FIGURATIVE LANGUAGEBY: MIRLA MOJICA M., M.A<br /> 2010<br />
WHAT IS FIGURATIVE LANGUAGE?<br /> Figurative language is the language that uses words or expressions with a meaning that is different from the literal interpretation. <br /> When a writer uses literal language, he or she is simply stating the facts as they are.<br />
Figurative language, in comparison, uses exaggerations or alterations to make a particular linguistic point.<br /> Figurative language is very common in poetry, but is also used in prose and nonfiction writing as well.<br />There are many types of figurative language<br />
SIMILE<br />A simile is a comparison that often uses the words likeor as <br />Example: <br /> “Nancy runs as fast as the wind.”<br />
METAPHOR<br />A metaphor is a comparison made between things which are essentially not alike.
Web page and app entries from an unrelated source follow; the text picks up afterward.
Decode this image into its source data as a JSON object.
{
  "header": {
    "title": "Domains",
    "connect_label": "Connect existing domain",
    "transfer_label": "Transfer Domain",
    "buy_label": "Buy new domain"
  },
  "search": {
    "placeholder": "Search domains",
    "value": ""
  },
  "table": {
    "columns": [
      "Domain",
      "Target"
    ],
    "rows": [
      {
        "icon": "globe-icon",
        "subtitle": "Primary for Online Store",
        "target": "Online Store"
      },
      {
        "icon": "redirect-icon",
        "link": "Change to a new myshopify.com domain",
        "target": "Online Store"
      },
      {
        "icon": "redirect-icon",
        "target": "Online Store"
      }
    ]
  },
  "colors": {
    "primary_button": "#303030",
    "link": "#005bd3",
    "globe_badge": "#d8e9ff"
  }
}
It is similar to a simile, but does not use like or as. <br />EXAMPLE:<br />“I am a rainbow.”<br />
PERSONIFICATION<br />When something that is not human is given human-like qualities, this is known as personification.<br />EXAMPLE.<br />“ She did not realize that opportunity was knocking at her door”.<br />
HYPERBOLE<br />Exaggerating, often in a humorous way, to make a particular point .<br />EXAMPLE:<br />“I'm so hungry, I could eat a horse right now”. <br />
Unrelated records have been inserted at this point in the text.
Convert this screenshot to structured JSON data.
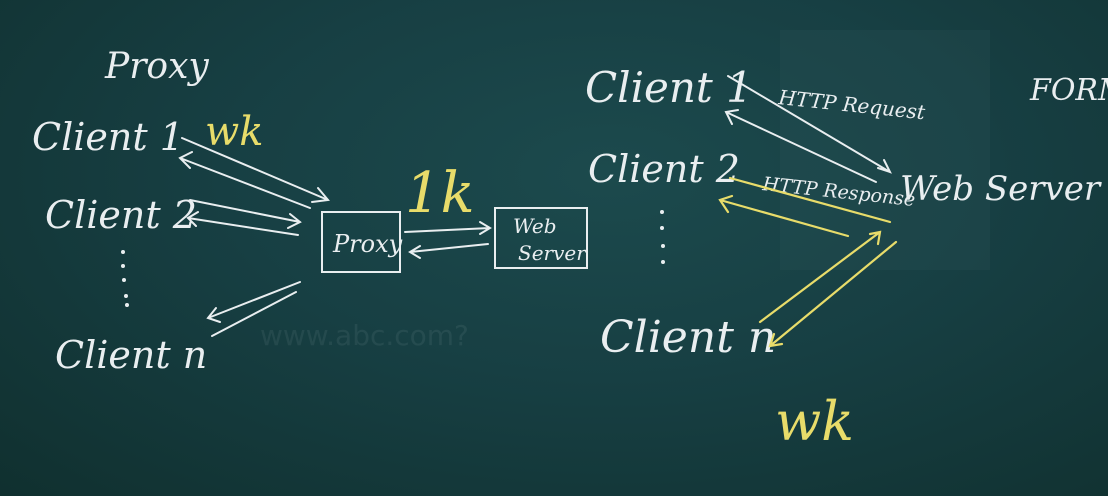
{
  "left": {
    "title": "Proxy",
    "clients": [
      "Client 1",
      "Client 2",
      "Client n"
    ],
    "proxy_box": "Proxy",
    "server_box": [
      "Web",
      "Server"
    ],
    "many_k": "wk",
    "one_k": "1k"
  },
  "right": {
    "clients": [
      "Client 1",
      "Client 2",
      "Client n"
    ],
    "server": "Web Server",
    "request": "HTTP Request",
    "response": "HTTP Response",
    "many_k": "wk",
    "edge_text": "FORM"
  },
  "faint": {
    "url": "www.abc.com?"
  },
  "colors": {
    "board": "#173f43",
    "chalk": "#e9eef0",
    "yellow": "#e8dc6a"
  }
}
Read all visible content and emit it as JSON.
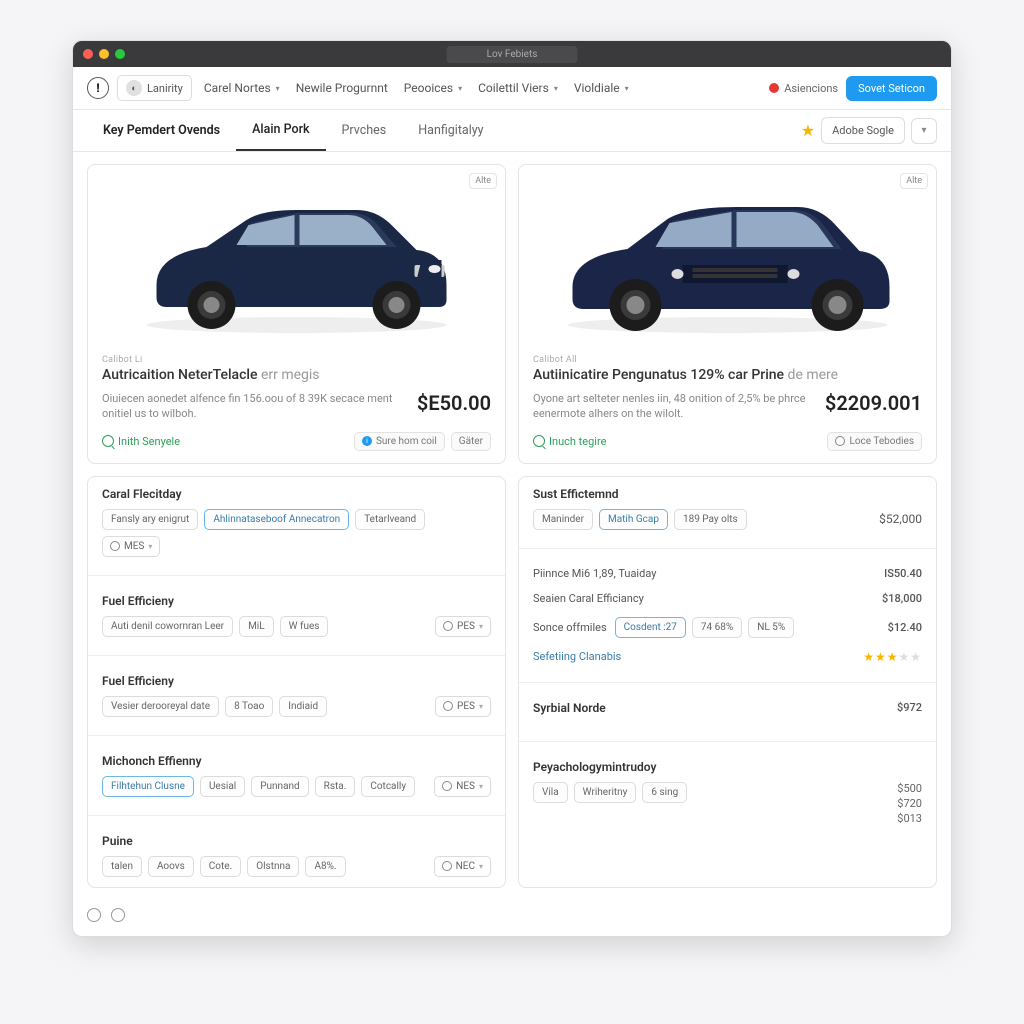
{
  "titlebar": {
    "url": "Lov Febiets"
  },
  "nav": {
    "laund": "Lanirity",
    "items": [
      "Carel Nortes",
      "Newile Progurnnt",
      "Peooices",
      "Coilettil Viers",
      "Violdiale"
    ],
    "alert": "Asiencions",
    "cta": "Sovet Seticon"
  },
  "tabs": {
    "items": [
      "Key Pemdert Ovends",
      "Alain Pork",
      "Prvches",
      "Hanfigitalyy"
    ],
    "action": "Adobe Sogle"
  },
  "cars": [
    {
      "mini": "Alte",
      "over": "Calibot Li",
      "title_em": "Autricaition NeterTelacle",
      "title_lt": "err megis",
      "desc": "Oiuiecen aonedet alfence fin 156.oou of 8 39K secace ment onitiel us to wilboh.",
      "price": "$E50.00",
      "ql": "Inith Senyele",
      "chip1": "Sure hom coil",
      "chip2": "Gäter"
    },
    {
      "mini": "Alte",
      "over": "Calibot All",
      "title_em": "Autiinicatire Pengunatus 129% car Prine",
      "title_lt": "de mere",
      "desc": "Oyone art selteter nenles iin, 48 onition of 2,5% be phrce eenermote alhers on the wilolt.",
      "price": "$2209.001",
      "ql": "Inuch tegire",
      "chip2": "Loce Tebodies"
    }
  ],
  "left": {
    "s1": {
      "h": "Caral Flecitday",
      "chips": [
        "Fansly ary enigrut",
        "Ahlinnataseboof Annecatron",
        "Tetarlveand"
      ],
      "dd": "MES"
    },
    "s2": {
      "h": "Fuel Efficieny",
      "chips": [
        "Auti denil cowornran Leer",
        "MiL",
        "W fues"
      ],
      "dd": "PES"
    },
    "s3": {
      "h": "Fuel Efficieny",
      "chips": [
        "Vesier derooreyal date",
        "8 Toao",
        "Indiaid"
      ],
      "dd": "PES"
    },
    "s4": {
      "h": "Michonch Effienny",
      "chips": [
        "Filhtehun Clusne",
        "Uesial",
        "Punnand",
        "Rsta.",
        "Cotcally"
      ],
      "dd": "NES"
    },
    "s5": {
      "h": "Puine",
      "chips": [
        "talen",
        "Aoovs",
        "Cote.",
        "Olstnna",
        "A8%."
      ],
      "dd": "NEC"
    }
  },
  "right": {
    "s1": {
      "h": "Sust Effictemnd",
      "chips": [
        "Maninder",
        "Matih Gcap",
        "189 Pay olts"
      ],
      "val": "$52,000"
    },
    "rows": [
      {
        "k": "Piinnce Mi6 1,89, Tuaiday",
        "v": "IS50.40"
      },
      {
        "k": "Seaien Caral Efficiancy",
        "v": "$18,000"
      },
      {
        "k": "Sonce offmiles",
        "chips": [
          "Cosdent :27",
          "74 68%",
          "NL 5%"
        ],
        "v": "$12.40"
      },
      {
        "k": "Sefetiing Clanabis",
        "stars": 3
      }
    ],
    "s2": {
      "h": "Syrbial Norde",
      "v": "$972"
    },
    "s3": {
      "h": "Peyachologymintrudoy",
      "chips": [
        "Vila",
        "Wriheritny",
        "6 sing"
      ],
      "vals": [
        "$500",
        "$720",
        "$013"
      ]
    }
  }
}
ONOMATOPOEIA<br />When you name an action by imitating the sound associated with it, this is known as onomatopoeia.<br />EXAMPLE:<br />"Bang! went the pistol,Crash! went the windowOuch! went the son of a gun.<br />
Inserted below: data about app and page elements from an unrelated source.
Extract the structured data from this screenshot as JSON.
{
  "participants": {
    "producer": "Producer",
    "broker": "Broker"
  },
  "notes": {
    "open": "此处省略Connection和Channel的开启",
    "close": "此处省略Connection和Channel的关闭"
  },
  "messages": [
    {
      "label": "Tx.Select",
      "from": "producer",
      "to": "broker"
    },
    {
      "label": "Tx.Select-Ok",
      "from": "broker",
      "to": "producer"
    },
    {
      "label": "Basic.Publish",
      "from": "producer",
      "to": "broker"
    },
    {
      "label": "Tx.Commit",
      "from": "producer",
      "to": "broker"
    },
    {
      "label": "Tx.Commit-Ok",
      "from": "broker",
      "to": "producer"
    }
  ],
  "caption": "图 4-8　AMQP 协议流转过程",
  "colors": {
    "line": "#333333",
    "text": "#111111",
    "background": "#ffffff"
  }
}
A particular slide catching your eye?
Clipping is a handy way to collect important slides you want to go back to later.